RECORDS:
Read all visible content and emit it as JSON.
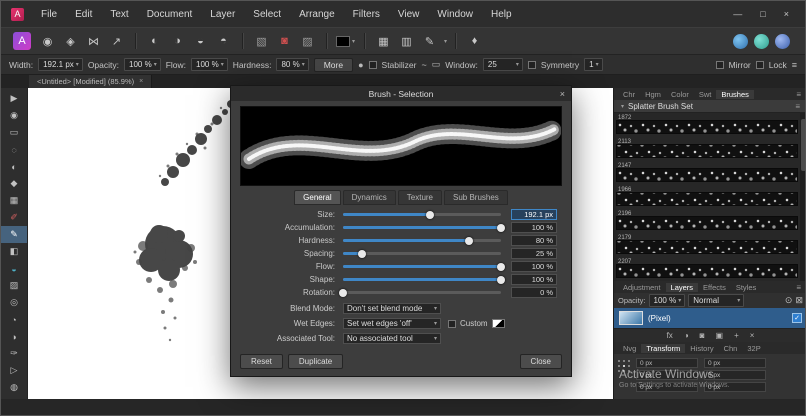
{
  "window_controls": {
    "minimize": "—",
    "maximize": "□",
    "close": "×"
  },
  "menu": {
    "items": [
      "File",
      "Edit",
      "Text",
      "Document",
      "Layer",
      "Select",
      "Arrange",
      "Filters",
      "View",
      "Window",
      "Help"
    ]
  },
  "context": {
    "width_label": "Width:",
    "width_value": "192.1 px",
    "opacity_label": "Opacity:",
    "opacity_value": "100 %",
    "flow_label": "Flow:",
    "flow_value": "100 %",
    "hardness_label": "Hardness:",
    "hardness_value": "80 %",
    "more_label": "More",
    "stabilizer_label": "Stabilizer",
    "window_label": "Window:",
    "window_value": "25",
    "symmetry_label": "Symmetry",
    "symmetry_value": "1",
    "mirror_label": "Mirror",
    "lock_label": "Lock"
  },
  "document_tab": {
    "title": "<Untitled> [Modified] (85.9%)"
  },
  "tools": {
    "items": [
      {
        "name": "move-tool",
        "glyph": "▶"
      },
      {
        "name": "view-tool",
        "glyph": "◉"
      },
      {
        "name": "marquee-select-tool",
        "glyph": "▭"
      },
      {
        "name": "lasso-select-tool",
        "glyph": "◌"
      },
      {
        "name": "selection-brush-tool",
        "glyph": "◐"
      },
      {
        "name": "flood-select-tool",
        "glyph": "◆"
      },
      {
        "name": "crop-tool",
        "glyph": "▦"
      },
      {
        "name": "colour-picker-tool",
        "glyph": "✐"
      },
      {
        "name": "paint-brush-tool",
        "glyph": "✎"
      },
      {
        "name": "erase-brush-tool",
        "glyph": "◧"
      },
      {
        "name": "fill-tool",
        "glyph": "◒"
      },
      {
        "name": "gradient-tool",
        "glyph": "▨"
      },
      {
        "name": "clone-brush-tool",
        "glyph": "◎"
      },
      {
        "name": "blur-brush-tool",
        "glyph": "◔"
      },
      {
        "name": "dodge-brush-tool",
        "glyph": "◑"
      },
      {
        "name": "pen-tool",
        "glyph": "✑"
      },
      {
        "name": "node-tool",
        "glyph": "▷"
      },
      {
        "name": "zoom-tool",
        "glyph": "◍"
      }
    ]
  },
  "dialog": {
    "title": "Brush - Selection",
    "tabs": [
      "General",
      "Dynamics",
      "Texture",
      "Sub Brushes"
    ],
    "sliders": [
      {
        "label": "Size:",
        "value": "192.1 px",
        "pos": 55
      },
      {
        "label": "Accumulation:",
        "value": "100 %",
        "pos": 100
      },
      {
        "label": "Hardness:",
        "value": "80 %",
        "pos": 80
      },
      {
        "label": "Spacing:",
        "value": "25 %",
        "pos": 12
      },
      {
        "label": "Flow:",
        "value": "100 %",
        "pos": 100
      },
      {
        "label": "Shape:",
        "value": "100 %",
        "pos": 100
      },
      {
        "label": "Rotation:",
        "value": "0 %",
        "pos": 0
      }
    ],
    "blend_mode_label": "Blend Mode:",
    "blend_mode_value": "Don't set blend mode",
    "wet_edges_label": "Wet Edges:",
    "wet_edges_value": "Set wet edges 'off'",
    "custom_label": "Custom",
    "associated_label": "Associated Tool:",
    "associated_value": "No associated tool",
    "reset_label": "Reset",
    "duplicate_label": "Duplicate",
    "close_label": "Close"
  },
  "panels": {
    "top_tabs": [
      "Chr",
      "Hgm",
      "Color",
      "Swt",
      "Brushes"
    ],
    "brush_set_title": "Splatter Brush Set",
    "brushes": {
      "items": [
        {
          "id": "1872"
        },
        {
          "id": "2113"
        },
        {
          "id": "2147"
        },
        {
          "id": "1966"
        },
        {
          "id": "2196"
        },
        {
          "id": "2179"
        },
        {
          "id": "2207"
        }
      ]
    },
    "mid_tabs": [
      "Adjustment",
      "Layers",
      "Effects",
      "Styles"
    ],
    "layers": {
      "opacity_label": "Opacity:",
      "opacity_value": "100 %",
      "blend_value": "Normal",
      "layer_name": "(Pixel)"
    },
    "bottom_tabs": [
      "Nvg",
      "Transform",
      "History",
      "Chn",
      "32P"
    ],
    "transform": {
      "values": [
        "0 px",
        "0 px",
        "0 px",
        "0 px",
        "0 px",
        "0 px"
      ]
    }
  },
  "watermark": {
    "line1": "Activate Windows",
    "line2": "Go to Settings to activate Windows."
  },
  "icons": {
    "app_letter": "A",
    "caret_down": "▾",
    "burger": "≡",
    "liquify": "◉",
    "develop": "◈",
    "tonemap": "⋈",
    "share": "↗",
    "auto_levels": "◐",
    "auto_contrast": "◑",
    "auto_colours": "◒",
    "auto_wb": "◓",
    "marquee": "▧",
    "quick_mask": "◙",
    "refine": "▨",
    "grid": "▦",
    "snap": "▥",
    "brush_pen": "✎",
    "assistant": "♦",
    "rope": "~",
    "stab_win": "▭",
    "brush_tip": "●",
    "gear": "⊙",
    "lock": "⊠",
    "check": "✓",
    "fx": "fx",
    "adj_half": "◑",
    "mask": "◙",
    "group": "▣",
    "plus": "+",
    "delete": "×"
  }
}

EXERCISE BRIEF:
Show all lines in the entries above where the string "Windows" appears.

RESULT BELOW:
    "line1": "Activate Windows",
    "line2": "Go to Settings to activate Windows."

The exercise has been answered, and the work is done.